__Problem statement__. Search the data for "title". Return each matching line.

[Page and application data records]
^^^^^^^^

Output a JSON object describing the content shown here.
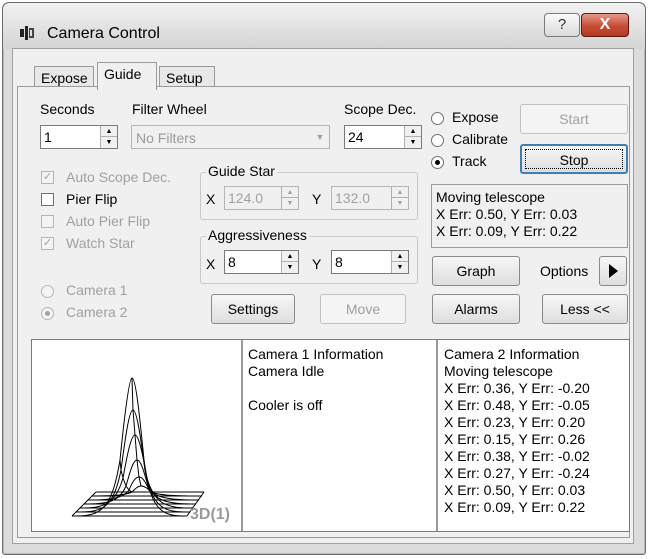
{
  "window": {
    "title": "Camera Control",
    "help_label": "?",
    "close_label": "X"
  },
  "tabs": [
    {
      "label": "Expose",
      "active": false
    },
    {
      "label": "Guide",
      "active": true
    },
    {
      "label": "Setup",
      "active": false
    }
  ],
  "guide": {
    "seconds_label": "Seconds",
    "seconds_value": "1",
    "filter_wheel_label": "Filter Wheel",
    "filter_wheel_value": "No Filters",
    "scope_dec_label": "Scope Dec.",
    "scope_dec_value": "24",
    "mode_options": [
      {
        "label": "Expose",
        "selected": false
      },
      {
        "label": "Calibrate",
        "selected": false
      },
      {
        "label": "Track",
        "selected": true
      }
    ],
    "start_label": "Start",
    "stop_label": "Stop",
    "checkboxes": [
      {
        "label": "Auto Scope Dec.",
        "checked": true,
        "enabled": false
      },
      {
        "label": "Pier Flip",
        "checked": false,
        "enabled": true
      },
      {
        "label": "Auto Pier Flip",
        "checked": false,
        "enabled": false
      },
      {
        "label": "Watch Star",
        "checked": true,
        "enabled": false
      }
    ],
    "guide_star": {
      "title": "Guide Star",
      "x_label": "X",
      "x_value": "124.0",
      "y_label": "Y",
      "y_value": "132.0"
    },
    "aggressiveness": {
      "title": "Aggressiveness",
      "x_label": "X",
      "x_value": "8",
      "y_label": "Y",
      "y_value": "8"
    },
    "status_lines": [
      "Moving telescope",
      "X Err: 0.50, Y Err: 0.03",
      "X Err: 0.09, Y Err: 0.22"
    ],
    "graph_label": "Graph",
    "options_label": "Options",
    "camera_options": [
      {
        "label": "Camera 1",
        "selected": false
      },
      {
        "label": "Camera 2",
        "selected": true
      }
    ],
    "settings_label": "Settings",
    "move_label": "Move",
    "alarms_label": "Alarms",
    "less_label": "Less <<"
  },
  "plot": {
    "label": "3D(1)"
  },
  "camera1_info": {
    "lines": [
      "Camera 1 Information",
      "Camera Idle",
      "",
      "Cooler is off"
    ]
  },
  "camera2_info": {
    "lines": [
      "Camera 2 Information",
      "Moving telescope",
      "X Err: 0.36, Y Err: -0.20",
      "X Err: 0.48, Y Err: -0.05",
      "X Err: 0.23, Y Err: 0.20",
      "X Err: 0.15, Y Err: 0.26",
      "X Err: 0.38, Y Err: -0.02",
      "X Err: 0.27, Y Err: -0.24",
      "X Err: 0.50, Y Err: 0.03",
      "X Err: 0.09, Y Err: 0.22"
    ]
  }
}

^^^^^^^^

__Solution to this exercise__.
    "title": "Camera Control",
      "title": "Guide Star",
      "title": "Aggressiveness",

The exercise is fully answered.